◆ Work to complete ◆
Write out the listing below without alteration, omitting its pictures.

◆ Given records ◆
---*---
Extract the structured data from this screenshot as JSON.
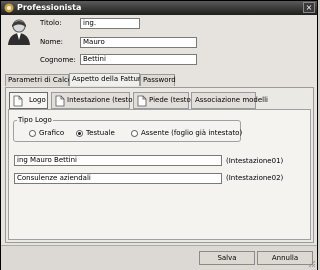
{
  "window": {
    "title": "Professionista",
    "close_glyph": "×"
  },
  "profile": {
    "titolo_label": "Titolo:",
    "titolo_value": "ing.",
    "nome_label": "Nome:",
    "nome_value": "Mauro",
    "cognome_label": "Cognome:",
    "cognome_value": "Bettini"
  },
  "tabs": [
    {
      "label": "Parametri di Calcolo",
      "active": false
    },
    {
      "label": "Aspetto della Fattura",
      "active": true
    },
    {
      "label": "Password",
      "active": false
    }
  ],
  "subtabs": [
    {
      "label": "Logo",
      "active": true,
      "icon": "document-icon"
    },
    {
      "label": "Intestazione (testo)",
      "active": false,
      "icon": "document-icon"
    },
    {
      "label": "Piede (testo)",
      "active": false,
      "icon": "document-icon"
    },
    {
      "label": "Associazione modelli",
      "active": false
    }
  ],
  "logo_type": {
    "legend": "Tipo Logo",
    "options": [
      {
        "label": "Grafico",
        "checked": false
      },
      {
        "label": "Testuale",
        "checked": true
      },
      {
        "label": "Assente (foglio già intestato)",
        "checked": false
      }
    ]
  },
  "header_lines": [
    {
      "value": "ing Mauro Bettini",
      "tag": "(Intestazione01)"
    },
    {
      "value": "Consulenze aziendali",
      "tag": "(Intestazione02)"
    }
  ],
  "footer": {
    "save_label": "Salva",
    "cancel_label": "Annulla"
  },
  "colors": {
    "titlebar": "#2b2b2b",
    "window_bg": "#e6e3de"
  }
}
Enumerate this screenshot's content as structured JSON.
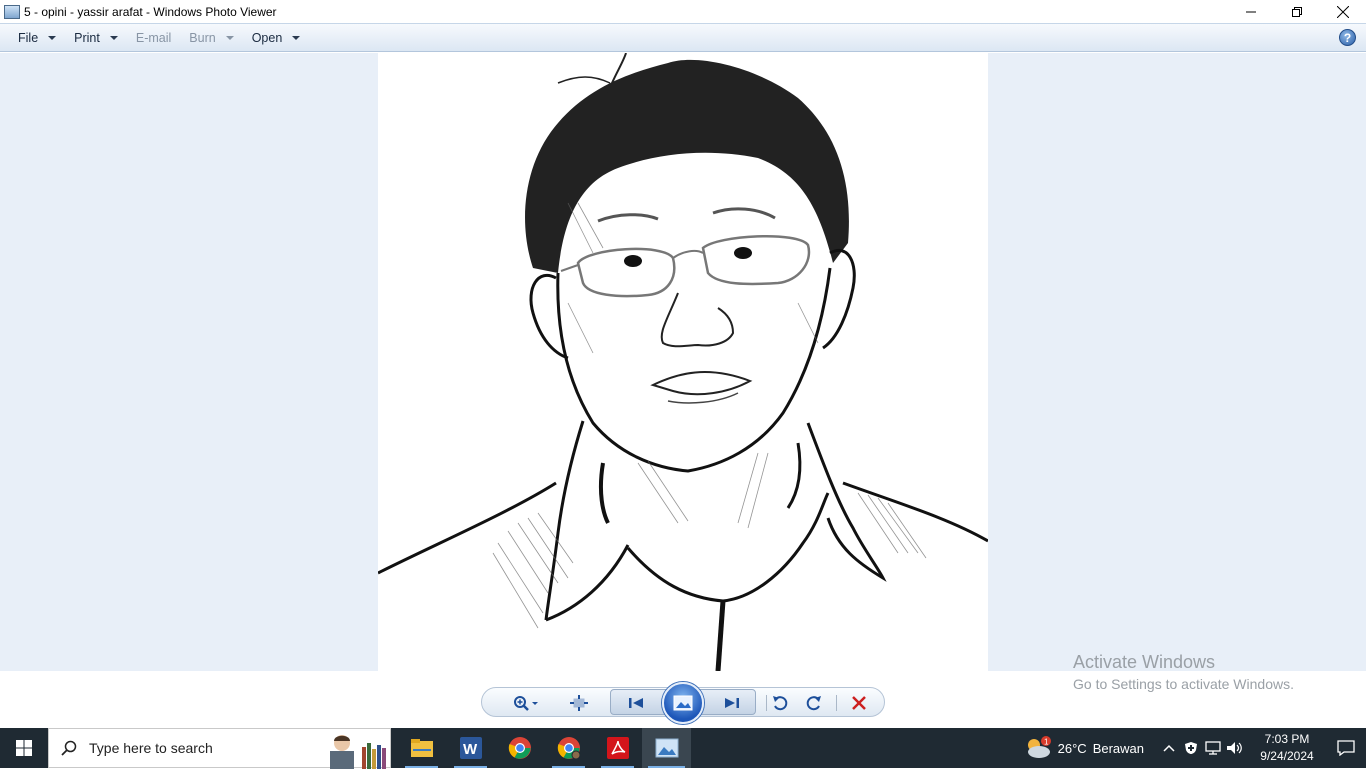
{
  "window": {
    "title": "5 - opini - yassir arafat - Windows Photo Viewer"
  },
  "menu": {
    "items": [
      {
        "label": "File",
        "enabled": true
      },
      {
        "label": "Print",
        "enabled": true
      },
      {
        "label": "E-mail",
        "enabled": false
      },
      {
        "label": "Burn",
        "enabled": false
      },
      {
        "label": "Open",
        "enabled": true
      }
    ],
    "help_label": "?"
  },
  "watermark": {
    "title": "Activate Windows",
    "subtitle": "Go to Settings to activate Windows."
  },
  "taskbar": {
    "search_placeholder": "Type here to search",
    "weather_temp": "26°C",
    "weather_condition": "Berawan",
    "weather_badge": "1",
    "time": "7:03 PM",
    "date": "9/24/2024"
  },
  "colors": {
    "viewer_bg": "#e8eff8",
    "taskbar_bg": "#1f2a33",
    "delete_red": "#cc1f1f",
    "accent_blue": "#1d56b8"
  }
}
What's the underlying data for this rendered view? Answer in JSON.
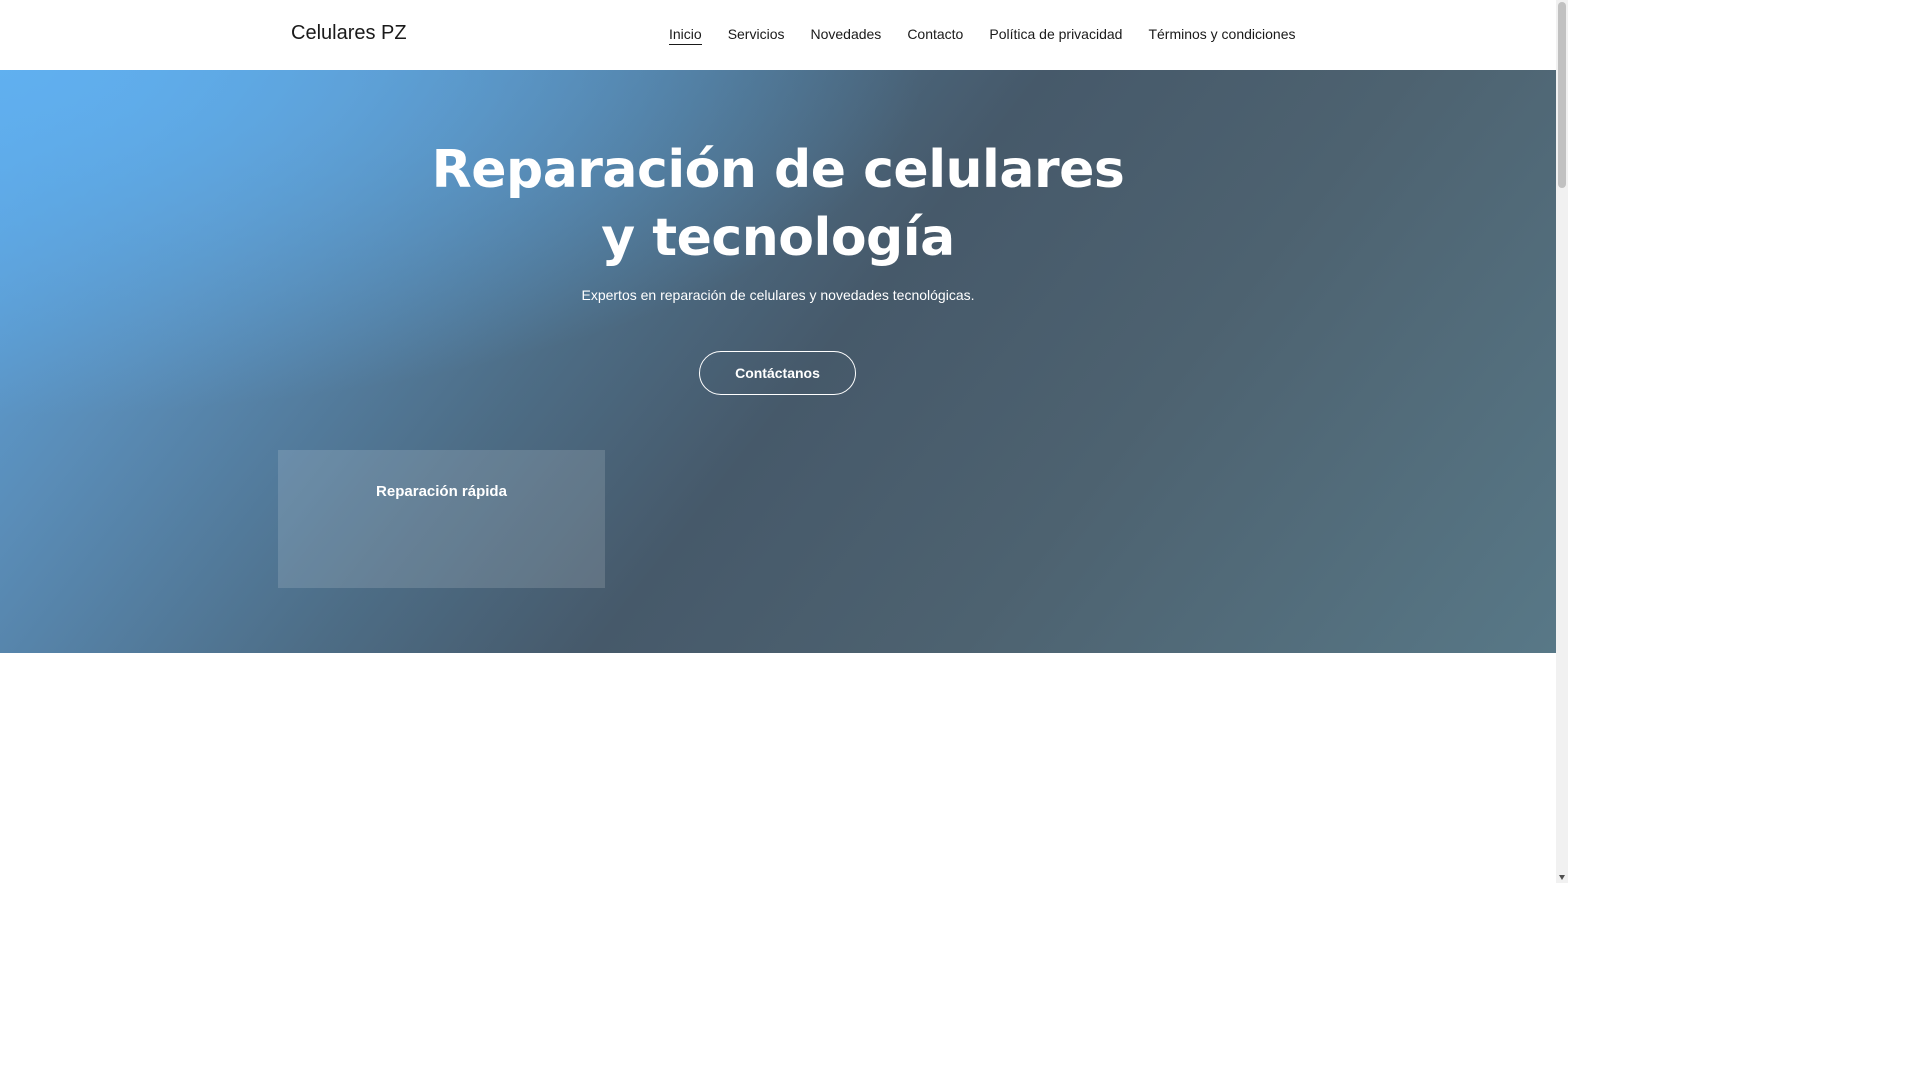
{
  "header": {
    "brand": "Celulares PZ",
    "nav": [
      {
        "label": "Inicio",
        "active": true
      },
      {
        "label": "Servicios",
        "active": false
      },
      {
        "label": "Novedades",
        "active": false
      },
      {
        "label": "Contacto",
        "active": false
      },
      {
        "label": "Política de privacidad",
        "active": false
      },
      {
        "label": "Términos y condiciones",
        "active": false
      }
    ]
  },
  "hero": {
    "title_line1": "Reparación de celulares",
    "title_line2": "y tecnología",
    "subtitle": "Expertos en reparación de celulares y novedades tecnológicas.",
    "cta_label": "Contáctanos",
    "feature_card_title": "Reparación rápida"
  },
  "colors": {
    "hero_gradient_start": "#5ea8e6",
    "hero_gradient_mid": "#46596a",
    "hero_gradient_end": "#587887",
    "text_dark": "#1a1a1a",
    "text_light": "#ffffff"
  },
  "icons": {
    "scrollbar_down": "chevron-down-icon"
  }
}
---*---
◆ Response to the exercise ◆
Extract the structured data from this screenshot as JSON.
{
  "window": {
    "title": "Professionista",
    "close_glyph": "×"
  },
  "profile": {
    "titolo_label": "Titolo:",
    "titolo_value": "ing.",
    "nome_label": "Nome:",
    "nome_value": "Mauro",
    "cognome_label": "Cognome:",
    "cognome_value": "Bettini"
  },
  "tabs": [
    {
      "label": "Parametri di Calcolo",
      "active": false
    },
    {
      "label": "Aspetto della Fattura",
      "active": true
    },
    {
      "label": "Password",
      "active": false
    }
  ],
  "subtabs": [
    {
      "label": "Logo",
      "active": true,
      "icon": "document-icon"
    },
    {
      "label": "Intestazione (testo)",
      "active": false,
      "icon": "document-icon"
    },
    {
      "label": "Piede (testo)",
      "active": false,
      "icon": "document-icon"
    },
    {
      "label": "Associazione modelli",
      "active": false
    }
  ],
  "logo_type": {
    "legend": "Tipo Logo",
    "options": [
      {
        "label": "Grafico",
        "checked": false
      },
      {
        "label": "Testuale",
        "checked": true
      },
      {
        "label": "Assente (foglio già intestato)",
        "checked": false
      }
    ]
  },
  "header_lines": [
    {
      "value": "ing Mauro Bettini",
      "tag": "(Intestazione01)"
    },
    {
      "value": "Consulenze aziendali",
      "tag": "(Intestazione02)"
    }
  ],
  "footer": {
    "save_label": "Salva",
    "cancel_label": "Annulla"
  },
  "colors": {
    "titlebar": "#2b2b2b",
    "window_bg": "#e6e3de"
  }
}
Enumerate this screenshot's content as structured JSON.
{
  "window": {
    "title": "5 - opini - yassir arafat - Windows Photo Viewer"
  },
  "menu": {
    "items": [
      {
        "label": "File",
        "enabled": true
      },
      {
        "label": "Print",
        "enabled": true
      },
      {
        "label": "E-mail",
        "enabled": false
      },
      {
        "label": "Burn",
        "enabled": false
      },
      {
        "label": "Open",
        "enabled": true
      }
    ],
    "help_label": "?"
  },
  "watermark": {
    "title": "Activate Windows",
    "subtitle": "Go to Settings to activate Windows."
  },
  "taskbar": {
    "search_placeholder": "Type here to search",
    "weather_temp": "26°C",
    "weather_condition": "Berawan",
    "weather_badge": "1",
    "time": "7:03 PM",
    "date": "9/24/2024"
  },
  "colors": {
    "viewer_bg": "#e8eff8",
    "taskbar_bg": "#1f2a33",
    "delete_red": "#cc1f1f",
    "accent_blue": "#1d56b8"
  }
}
What's the underlying data for this rendered view? Answer in JSON.
{
  "header": {
    "brand": "Celulares PZ",
    "nav": [
      {
        "label": "Inicio",
        "active": true
      },
      {
        "label": "Servicios",
        "active": false
      },
      {
        "label": "Novedades",
        "active": false
      },
      {
        "label": "Contacto",
        "active": false
      },
      {
        "label": "Política de privacidad",
        "active": false
      },
      {
        "label": "Términos y condiciones",
        "active": false
      }
    ]
  },
  "hero": {
    "title_line1": "Reparación de celulares",
    "title_line2": "y tecnología",
    "subtitle": "Expertos en reparación de celulares y novedades tecnológicas.",
    "cta_label": "Contáctanos",
    "feature_card_title": "Reparación rápida"
  },
  "colors": {
    "hero_gradient_start": "#5ea8e6",
    "hero_gradient_mid": "#46596a",
    "hero_gradient_end": "#587887",
    "text_dark": "#1a1a1a",
    "text_light": "#ffffff"
  },
  "icons": {
    "scrollbar_down": "chevron-down-icon"
  }
}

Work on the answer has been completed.